Q: The ISBN number of Liberty. What is it?
A: The IS...? Okay, okay! Look, all right? I didn't actually write Liberty, okay? Satisfied? Jesus.
Q: Really? Wow? This is kind of big news. What about all those other books?
A: Look, have you ever heard of ghostwriters? I'm not the only one who does it, you know.
Q: Wait, so You're saying, You pay these people to write these books so You can put Your name on them?
A: Dude, they don't even ask me! They just write whatever they want and slap my name on the cover! No release forms, nothing. I don't even get a taste.
Q: Well, have You ever thought of writing something Yourself?

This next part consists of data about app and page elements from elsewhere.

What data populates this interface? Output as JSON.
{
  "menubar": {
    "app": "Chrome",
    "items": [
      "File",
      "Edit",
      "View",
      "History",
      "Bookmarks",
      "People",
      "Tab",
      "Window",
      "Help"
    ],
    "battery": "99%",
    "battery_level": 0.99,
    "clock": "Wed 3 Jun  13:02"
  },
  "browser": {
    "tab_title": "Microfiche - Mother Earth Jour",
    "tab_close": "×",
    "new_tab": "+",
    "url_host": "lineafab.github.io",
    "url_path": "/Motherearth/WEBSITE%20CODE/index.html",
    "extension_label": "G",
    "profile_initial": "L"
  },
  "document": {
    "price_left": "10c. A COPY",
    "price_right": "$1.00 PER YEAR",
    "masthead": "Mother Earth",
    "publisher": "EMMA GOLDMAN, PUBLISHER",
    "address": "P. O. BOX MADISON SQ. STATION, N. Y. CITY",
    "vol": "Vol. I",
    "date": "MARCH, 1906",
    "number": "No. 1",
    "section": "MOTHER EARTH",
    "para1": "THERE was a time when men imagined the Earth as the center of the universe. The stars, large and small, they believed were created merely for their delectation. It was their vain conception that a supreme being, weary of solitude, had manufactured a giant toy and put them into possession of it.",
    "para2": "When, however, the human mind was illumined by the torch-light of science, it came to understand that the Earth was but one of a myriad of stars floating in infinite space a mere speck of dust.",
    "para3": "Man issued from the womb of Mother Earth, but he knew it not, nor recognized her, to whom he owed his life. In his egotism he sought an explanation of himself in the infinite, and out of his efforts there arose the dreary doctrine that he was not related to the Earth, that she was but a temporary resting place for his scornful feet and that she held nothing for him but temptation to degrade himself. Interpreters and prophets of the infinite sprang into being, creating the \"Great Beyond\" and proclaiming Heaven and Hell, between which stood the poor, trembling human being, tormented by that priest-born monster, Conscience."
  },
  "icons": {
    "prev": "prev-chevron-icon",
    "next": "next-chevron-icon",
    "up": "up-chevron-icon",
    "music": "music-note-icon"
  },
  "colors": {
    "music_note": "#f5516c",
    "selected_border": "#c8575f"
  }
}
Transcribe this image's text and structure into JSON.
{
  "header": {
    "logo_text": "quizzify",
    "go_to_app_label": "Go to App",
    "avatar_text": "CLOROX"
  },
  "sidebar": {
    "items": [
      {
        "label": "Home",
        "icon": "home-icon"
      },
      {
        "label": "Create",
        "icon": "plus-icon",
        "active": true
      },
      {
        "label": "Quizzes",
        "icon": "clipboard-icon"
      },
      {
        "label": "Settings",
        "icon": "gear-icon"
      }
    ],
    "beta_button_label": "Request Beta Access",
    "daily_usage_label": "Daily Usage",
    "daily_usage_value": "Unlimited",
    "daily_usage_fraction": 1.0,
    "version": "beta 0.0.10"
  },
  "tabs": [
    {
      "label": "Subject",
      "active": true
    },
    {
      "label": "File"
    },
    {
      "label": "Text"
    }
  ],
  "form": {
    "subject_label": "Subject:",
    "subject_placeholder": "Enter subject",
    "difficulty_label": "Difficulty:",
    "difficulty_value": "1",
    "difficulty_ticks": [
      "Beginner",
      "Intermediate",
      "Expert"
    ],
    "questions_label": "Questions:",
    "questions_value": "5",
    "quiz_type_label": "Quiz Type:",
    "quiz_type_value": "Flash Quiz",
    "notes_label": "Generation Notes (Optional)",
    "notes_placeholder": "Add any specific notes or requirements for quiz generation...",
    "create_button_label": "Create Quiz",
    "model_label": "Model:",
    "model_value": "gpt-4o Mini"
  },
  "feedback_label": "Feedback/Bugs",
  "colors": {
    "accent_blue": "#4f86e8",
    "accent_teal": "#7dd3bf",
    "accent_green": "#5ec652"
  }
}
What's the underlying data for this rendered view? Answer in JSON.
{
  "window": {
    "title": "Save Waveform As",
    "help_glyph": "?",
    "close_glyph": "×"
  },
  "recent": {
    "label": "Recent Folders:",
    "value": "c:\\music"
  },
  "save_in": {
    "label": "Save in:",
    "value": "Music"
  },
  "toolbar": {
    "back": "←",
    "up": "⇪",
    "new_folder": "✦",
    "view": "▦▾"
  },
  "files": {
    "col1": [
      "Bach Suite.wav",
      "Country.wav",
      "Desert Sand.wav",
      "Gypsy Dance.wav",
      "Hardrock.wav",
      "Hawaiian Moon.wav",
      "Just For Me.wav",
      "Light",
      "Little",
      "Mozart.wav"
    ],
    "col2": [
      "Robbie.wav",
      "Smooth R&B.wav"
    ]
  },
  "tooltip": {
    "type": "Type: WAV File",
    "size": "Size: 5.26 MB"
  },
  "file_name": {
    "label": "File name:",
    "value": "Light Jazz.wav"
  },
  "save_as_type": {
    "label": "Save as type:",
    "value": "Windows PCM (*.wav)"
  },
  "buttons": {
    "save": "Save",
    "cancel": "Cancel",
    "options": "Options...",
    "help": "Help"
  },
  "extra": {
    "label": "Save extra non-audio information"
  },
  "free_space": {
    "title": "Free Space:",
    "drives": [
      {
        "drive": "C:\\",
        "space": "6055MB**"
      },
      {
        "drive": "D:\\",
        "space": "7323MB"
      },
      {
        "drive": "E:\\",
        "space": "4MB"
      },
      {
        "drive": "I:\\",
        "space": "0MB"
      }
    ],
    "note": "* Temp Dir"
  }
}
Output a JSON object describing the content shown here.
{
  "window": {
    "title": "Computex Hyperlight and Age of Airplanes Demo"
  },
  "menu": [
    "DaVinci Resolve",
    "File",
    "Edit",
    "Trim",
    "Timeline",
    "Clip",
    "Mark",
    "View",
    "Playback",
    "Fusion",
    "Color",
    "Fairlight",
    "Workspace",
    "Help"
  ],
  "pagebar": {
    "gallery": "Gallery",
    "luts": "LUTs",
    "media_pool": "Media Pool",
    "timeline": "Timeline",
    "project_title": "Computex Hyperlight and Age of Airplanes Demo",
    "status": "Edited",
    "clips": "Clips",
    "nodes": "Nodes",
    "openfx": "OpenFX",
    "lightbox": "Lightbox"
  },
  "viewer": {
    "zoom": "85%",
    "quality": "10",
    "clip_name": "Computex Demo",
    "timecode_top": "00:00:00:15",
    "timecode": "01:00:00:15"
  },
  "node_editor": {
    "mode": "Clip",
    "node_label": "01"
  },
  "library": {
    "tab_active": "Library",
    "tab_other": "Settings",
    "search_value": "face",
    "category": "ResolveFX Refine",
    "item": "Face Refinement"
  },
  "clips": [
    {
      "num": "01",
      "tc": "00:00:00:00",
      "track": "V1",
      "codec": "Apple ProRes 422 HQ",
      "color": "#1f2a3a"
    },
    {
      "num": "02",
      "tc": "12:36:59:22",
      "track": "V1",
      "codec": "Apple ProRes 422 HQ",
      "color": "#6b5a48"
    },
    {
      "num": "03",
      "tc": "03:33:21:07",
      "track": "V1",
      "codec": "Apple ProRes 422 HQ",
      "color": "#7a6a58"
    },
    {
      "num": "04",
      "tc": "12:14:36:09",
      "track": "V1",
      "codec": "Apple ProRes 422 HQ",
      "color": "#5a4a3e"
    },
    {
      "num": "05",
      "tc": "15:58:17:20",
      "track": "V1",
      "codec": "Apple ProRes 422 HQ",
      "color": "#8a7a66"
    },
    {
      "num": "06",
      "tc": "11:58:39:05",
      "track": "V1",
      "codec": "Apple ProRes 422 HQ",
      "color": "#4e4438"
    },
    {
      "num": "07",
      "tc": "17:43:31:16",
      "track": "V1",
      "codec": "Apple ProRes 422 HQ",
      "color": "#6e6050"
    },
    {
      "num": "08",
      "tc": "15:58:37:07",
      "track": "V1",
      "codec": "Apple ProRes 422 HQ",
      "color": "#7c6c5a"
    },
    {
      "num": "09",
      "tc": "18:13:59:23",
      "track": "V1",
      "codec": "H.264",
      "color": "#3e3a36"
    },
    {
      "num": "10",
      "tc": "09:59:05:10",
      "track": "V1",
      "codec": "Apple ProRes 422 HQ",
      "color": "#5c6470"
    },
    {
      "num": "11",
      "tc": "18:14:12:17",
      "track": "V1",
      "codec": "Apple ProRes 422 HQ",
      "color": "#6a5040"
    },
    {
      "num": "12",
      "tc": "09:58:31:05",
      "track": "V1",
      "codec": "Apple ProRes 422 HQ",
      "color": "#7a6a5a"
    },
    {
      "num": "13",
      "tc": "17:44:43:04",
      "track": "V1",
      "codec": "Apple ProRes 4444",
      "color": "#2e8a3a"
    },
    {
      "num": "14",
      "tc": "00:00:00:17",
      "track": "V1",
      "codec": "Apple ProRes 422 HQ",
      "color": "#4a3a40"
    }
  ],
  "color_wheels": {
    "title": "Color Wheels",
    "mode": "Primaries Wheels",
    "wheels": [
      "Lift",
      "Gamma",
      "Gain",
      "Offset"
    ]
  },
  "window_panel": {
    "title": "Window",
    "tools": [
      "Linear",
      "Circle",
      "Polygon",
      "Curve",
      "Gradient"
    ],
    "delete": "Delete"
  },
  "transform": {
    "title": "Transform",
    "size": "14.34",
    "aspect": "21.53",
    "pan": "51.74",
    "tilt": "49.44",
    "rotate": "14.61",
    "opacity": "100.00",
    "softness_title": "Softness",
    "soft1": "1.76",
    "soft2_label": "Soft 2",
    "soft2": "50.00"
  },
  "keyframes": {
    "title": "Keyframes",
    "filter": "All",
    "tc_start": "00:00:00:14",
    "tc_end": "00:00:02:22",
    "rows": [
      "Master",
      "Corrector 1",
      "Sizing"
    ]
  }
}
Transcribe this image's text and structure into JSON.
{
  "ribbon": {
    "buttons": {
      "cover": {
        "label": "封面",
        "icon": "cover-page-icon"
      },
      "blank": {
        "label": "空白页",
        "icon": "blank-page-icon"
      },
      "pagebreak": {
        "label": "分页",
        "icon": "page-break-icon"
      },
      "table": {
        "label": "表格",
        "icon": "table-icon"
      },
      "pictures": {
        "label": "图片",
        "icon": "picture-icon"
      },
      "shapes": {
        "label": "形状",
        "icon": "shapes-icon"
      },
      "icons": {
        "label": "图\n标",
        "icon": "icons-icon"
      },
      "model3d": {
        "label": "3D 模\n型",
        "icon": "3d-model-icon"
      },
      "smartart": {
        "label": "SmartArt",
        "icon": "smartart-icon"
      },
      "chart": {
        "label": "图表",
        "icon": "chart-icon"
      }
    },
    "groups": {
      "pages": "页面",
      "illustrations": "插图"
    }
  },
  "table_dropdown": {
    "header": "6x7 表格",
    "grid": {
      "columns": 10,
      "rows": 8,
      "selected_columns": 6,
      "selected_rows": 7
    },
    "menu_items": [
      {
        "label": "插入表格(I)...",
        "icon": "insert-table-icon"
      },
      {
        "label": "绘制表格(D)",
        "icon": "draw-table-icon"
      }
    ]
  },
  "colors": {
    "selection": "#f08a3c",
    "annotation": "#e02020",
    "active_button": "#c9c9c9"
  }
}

A: Do you know how disciplined you have to be to be a writer, especially when you don't even exist?
Q: So, what, You can't stop these people from putting out books with Your name on them?
A: Look, most of them are actually very flattering, so I really don't see the harm.
Q: Does that mean we'll see more down the road?
A: Oh, yeah, at this point it's like the Hardy Boys.
Q: You mean because it's for kids, and their favorite one is always the first one they read?
A: No, I meant, because they're always coming out with new ones, and updating the old ones to keep up with the times.
Q: So, what's next for you?
A: Same old, same old.
Q: Which is?
A: Not existing, remember?
Q: Well, good luck with that.
A: Yeah, no kidding. Peace.

No comments:

Newer Post Older Post Home